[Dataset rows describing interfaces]
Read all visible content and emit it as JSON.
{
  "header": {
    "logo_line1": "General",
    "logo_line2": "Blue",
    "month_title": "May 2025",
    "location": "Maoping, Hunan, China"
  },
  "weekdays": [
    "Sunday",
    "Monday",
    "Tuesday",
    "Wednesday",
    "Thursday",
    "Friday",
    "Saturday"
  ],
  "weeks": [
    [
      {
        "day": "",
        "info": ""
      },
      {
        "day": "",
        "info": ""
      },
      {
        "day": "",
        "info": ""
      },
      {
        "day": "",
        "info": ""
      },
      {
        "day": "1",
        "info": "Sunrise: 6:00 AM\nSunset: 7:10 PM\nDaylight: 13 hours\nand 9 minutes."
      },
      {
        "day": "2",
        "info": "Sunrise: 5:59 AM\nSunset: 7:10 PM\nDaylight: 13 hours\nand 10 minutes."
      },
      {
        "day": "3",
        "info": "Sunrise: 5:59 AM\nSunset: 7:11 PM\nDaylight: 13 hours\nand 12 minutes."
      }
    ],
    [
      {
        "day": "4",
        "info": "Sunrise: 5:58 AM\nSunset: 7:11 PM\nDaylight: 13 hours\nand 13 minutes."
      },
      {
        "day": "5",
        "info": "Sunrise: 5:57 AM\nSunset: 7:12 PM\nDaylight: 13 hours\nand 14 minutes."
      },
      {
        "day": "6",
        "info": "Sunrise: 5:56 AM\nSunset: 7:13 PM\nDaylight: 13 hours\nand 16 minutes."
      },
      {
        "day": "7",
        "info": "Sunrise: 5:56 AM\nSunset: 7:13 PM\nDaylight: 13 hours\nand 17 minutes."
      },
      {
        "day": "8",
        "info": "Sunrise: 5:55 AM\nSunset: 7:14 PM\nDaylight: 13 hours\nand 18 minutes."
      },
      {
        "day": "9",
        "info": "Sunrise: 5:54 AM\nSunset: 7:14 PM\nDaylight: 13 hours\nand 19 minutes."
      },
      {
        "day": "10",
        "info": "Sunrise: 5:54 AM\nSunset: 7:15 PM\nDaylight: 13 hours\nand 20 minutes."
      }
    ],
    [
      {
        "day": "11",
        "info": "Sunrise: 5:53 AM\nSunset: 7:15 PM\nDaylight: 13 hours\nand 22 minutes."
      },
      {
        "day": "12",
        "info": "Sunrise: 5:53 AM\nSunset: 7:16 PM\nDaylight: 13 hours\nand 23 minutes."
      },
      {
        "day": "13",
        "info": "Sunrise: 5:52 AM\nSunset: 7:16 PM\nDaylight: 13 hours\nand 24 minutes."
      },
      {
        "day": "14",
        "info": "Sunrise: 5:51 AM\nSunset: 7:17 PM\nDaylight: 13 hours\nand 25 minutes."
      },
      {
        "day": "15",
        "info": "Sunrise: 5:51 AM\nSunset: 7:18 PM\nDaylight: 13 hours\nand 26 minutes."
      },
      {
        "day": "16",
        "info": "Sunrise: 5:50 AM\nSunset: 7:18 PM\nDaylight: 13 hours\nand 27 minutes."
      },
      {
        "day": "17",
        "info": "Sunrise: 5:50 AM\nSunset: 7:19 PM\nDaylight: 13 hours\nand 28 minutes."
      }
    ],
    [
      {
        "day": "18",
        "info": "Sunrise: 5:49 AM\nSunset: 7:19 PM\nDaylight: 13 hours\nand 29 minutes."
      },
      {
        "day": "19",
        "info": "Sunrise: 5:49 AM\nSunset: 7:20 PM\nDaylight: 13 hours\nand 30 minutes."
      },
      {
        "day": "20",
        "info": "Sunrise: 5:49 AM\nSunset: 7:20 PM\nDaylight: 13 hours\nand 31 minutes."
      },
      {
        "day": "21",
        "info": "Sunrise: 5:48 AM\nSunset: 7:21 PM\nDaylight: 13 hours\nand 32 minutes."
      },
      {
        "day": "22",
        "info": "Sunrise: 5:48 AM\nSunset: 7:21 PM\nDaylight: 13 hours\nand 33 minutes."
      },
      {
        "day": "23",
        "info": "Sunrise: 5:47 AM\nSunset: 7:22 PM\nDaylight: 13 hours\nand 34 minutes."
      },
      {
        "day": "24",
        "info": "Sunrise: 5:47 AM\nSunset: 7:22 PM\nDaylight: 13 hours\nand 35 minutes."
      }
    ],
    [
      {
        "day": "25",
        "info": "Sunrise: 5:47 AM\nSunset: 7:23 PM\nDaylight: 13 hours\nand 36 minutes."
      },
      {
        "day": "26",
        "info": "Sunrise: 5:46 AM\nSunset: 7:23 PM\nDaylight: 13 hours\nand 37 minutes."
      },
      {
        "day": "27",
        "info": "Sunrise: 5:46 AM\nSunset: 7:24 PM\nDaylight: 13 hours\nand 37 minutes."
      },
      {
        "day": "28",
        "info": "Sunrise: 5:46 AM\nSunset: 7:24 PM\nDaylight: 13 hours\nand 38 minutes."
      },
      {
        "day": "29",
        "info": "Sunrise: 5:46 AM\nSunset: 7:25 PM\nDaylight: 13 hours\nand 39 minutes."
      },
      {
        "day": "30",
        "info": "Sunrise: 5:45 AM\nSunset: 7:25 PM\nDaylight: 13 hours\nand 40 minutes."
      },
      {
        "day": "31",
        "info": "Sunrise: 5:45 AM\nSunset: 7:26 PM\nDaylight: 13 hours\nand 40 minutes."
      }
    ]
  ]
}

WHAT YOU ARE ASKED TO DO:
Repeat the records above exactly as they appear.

ANSWER TO THE EXERCISE:
Read all visible content and emit it as JSON.
{
  "header": {
    "logo_line1": "General",
    "logo_line2": "Blue",
    "month_title": "May 2025",
    "location": "Maoping, Hunan, China"
  },
  "weekdays": [
    "Sunday",
    "Monday",
    "Tuesday",
    "Wednesday",
    "Thursday",
    "Friday",
    "Saturday"
  ],
  "weeks": [
    [
      {
        "day": "",
        "info": ""
      },
      {
        "day": "",
        "info": ""
      },
      {
        "day": "",
        "info": ""
      },
      {
        "day": "",
        "info": ""
      },
      {
        "day": "1",
        "info": "Sunrise: 6:00 AM\nSunset: 7:10 PM\nDaylight: 13 hours\nand 9 minutes."
      },
      {
        "day": "2",
        "info": "Sunrise: 5:59 AM\nSunset: 7:10 PM\nDaylight: 13 hours\nand 10 minutes."
      },
      {
        "day": "3",
        "info": "Sunrise: 5:59 AM\nSunset: 7:11 PM\nDaylight: 13 hours\nand 12 minutes."
      }
    ],
    [
      {
        "day": "4",
        "info": "Sunrise: 5:58 AM\nSunset: 7:11 PM\nDaylight: 13 hours\nand 13 minutes."
      },
      {
        "day": "5",
        "info": "Sunrise: 5:57 AM\nSunset: 7:12 PM\nDaylight: 13 hours\nand 14 minutes."
      },
      {
        "day": "6",
        "info": "Sunrise: 5:56 AM\nSunset: 7:13 PM\nDaylight: 13 hours\nand 16 minutes."
      },
      {
        "day": "7",
        "info": "Sunrise: 5:56 AM\nSunset: 7:13 PM\nDaylight: 13 hours\nand 17 minutes."
      },
      {
        "day": "8",
        "info": "Sunrise: 5:55 AM\nSunset: 7:14 PM\nDaylight: 13 hours\nand 18 minutes."
      },
      {
        "day": "9",
        "info": "Sunrise: 5:54 AM\nSunset: 7:14 PM\nDaylight: 13 hours\nand 19 minutes."
      },
      {
        "day": "10",
        "info": "Sunrise: 5:54 AM\nSunset: 7:15 PM\nDaylight: 13 hours\nand 20 minutes."
      }
    ],
    [
      {
        "day": "11",
        "info": "Sunrise: 5:53 AM\nSunset: 7:15 PM\nDaylight: 13 hours\nand 22 minutes."
      },
      {
        "day": "12",
        "info": "Sunrise: 5:53 AM\nSunset: 7:16 PM\nDaylight: 13 hours\nand 23 minutes."
      },
      {
        "day": "13",
        "info": "Sunrise: 5:52 AM\nSunset: 7:16 PM\nDaylight: 13 hours\nand 24 minutes."
      },
      {
        "day": "14",
        "info": "Sunrise: 5:51 AM\nSunset: 7:17 PM\nDaylight: 13 hours\nand 25 minutes."
      },
      {
        "day": "15",
        "info": "Sunrise: 5:51 AM\nSunset: 7:18 PM\nDaylight: 13 hours\nand 26 minutes."
      },
      {
        "day": "16",
        "info": "Sunrise: 5:50 AM\nSunset: 7:18 PM\nDaylight: 13 hours\nand 27 minutes."
      },
      {
        "day": "17",
        "info": "Sunrise: 5:50 AM\nSunset: 7:19 PM\nDaylight: 13 hours\nand 28 minutes."
      }
    ],
    [
      {
        "day": "18",
        "info": "Sunrise: 5:49 AM\nSunset: 7:19 PM\nDaylight: 13 hours\nand 29 minutes."
      },
      {
        "day": "19",
        "info": "Sunrise: 5:49 AM\nSunset: 7:20 PM\nDaylight: 13 hours\nand 30 minutes."
      },
      {
        "day": "20",
        "info": "Sunrise: 5:49 AM\nSunset: 7:20 PM\nDaylight: 13 hours\nand 31 minutes."
      },
      {
        "day": "21",
        "info": "Sunrise: 5:48 AM\nSunset: 7:21 PM\nDaylight: 13 hours\nand 32 minutes."
      },
      {
        "day": "22",
        "info": "Sunrise: 5:48 AM\nSunset: 7:21 PM\nDaylight: 13 hours\nand 33 minutes."
      },
      {
        "day": "23",
        "info": "Sunrise: 5:47 AM\nSunset: 7:22 PM\nDaylight: 13 hours\nand 34 minutes."
      },
      {
        "day": "24",
        "info": "Sunrise: 5:47 AM\nSunset: 7:22 PM\nDaylight: 13 hours\nand 35 minutes."
      }
    ],
    [
      {
        "day": "25",
        "info": "Sunrise: 5:47 AM\nSunset: 7:23 PM\nDaylight: 13 hours\nand 36 minutes."
      },
      {
        "day": "26",
        "info": "Sunrise: 5:46 AM\nSunset: 7:23 PM\nDaylight: 13 hours\nand 37 minutes."
      },
      {
        "day": "27",
        "info": "Sunrise: 5:46 AM\nSunset: 7:24 PM\nDaylight: 13 hours\nand 37 minutes."
      },
      {
        "day": "28",
        "info": "Sunrise: 5:46 AM\nSunset: 7:24 PM\nDaylight: 13 hours\nand 38 minutes."
      },
      {
        "day": "29",
        "info": "Sunrise: 5:46 AM\nSunset: 7:25 PM\nDaylight: 13 hours\nand 39 minutes."
      },
      {
        "day": "30",
        "info": "Sunrise: 5:45 AM\nSunset: 7:25 PM\nDaylight: 13 hours\nand 40 minutes."
      },
      {
        "day": "31",
        "info": "Sunrise: 5:45 AM\nSunset: 7:26 PM\nDaylight: 13 hours\nand 40 minutes."
      }
    ]
  ]
}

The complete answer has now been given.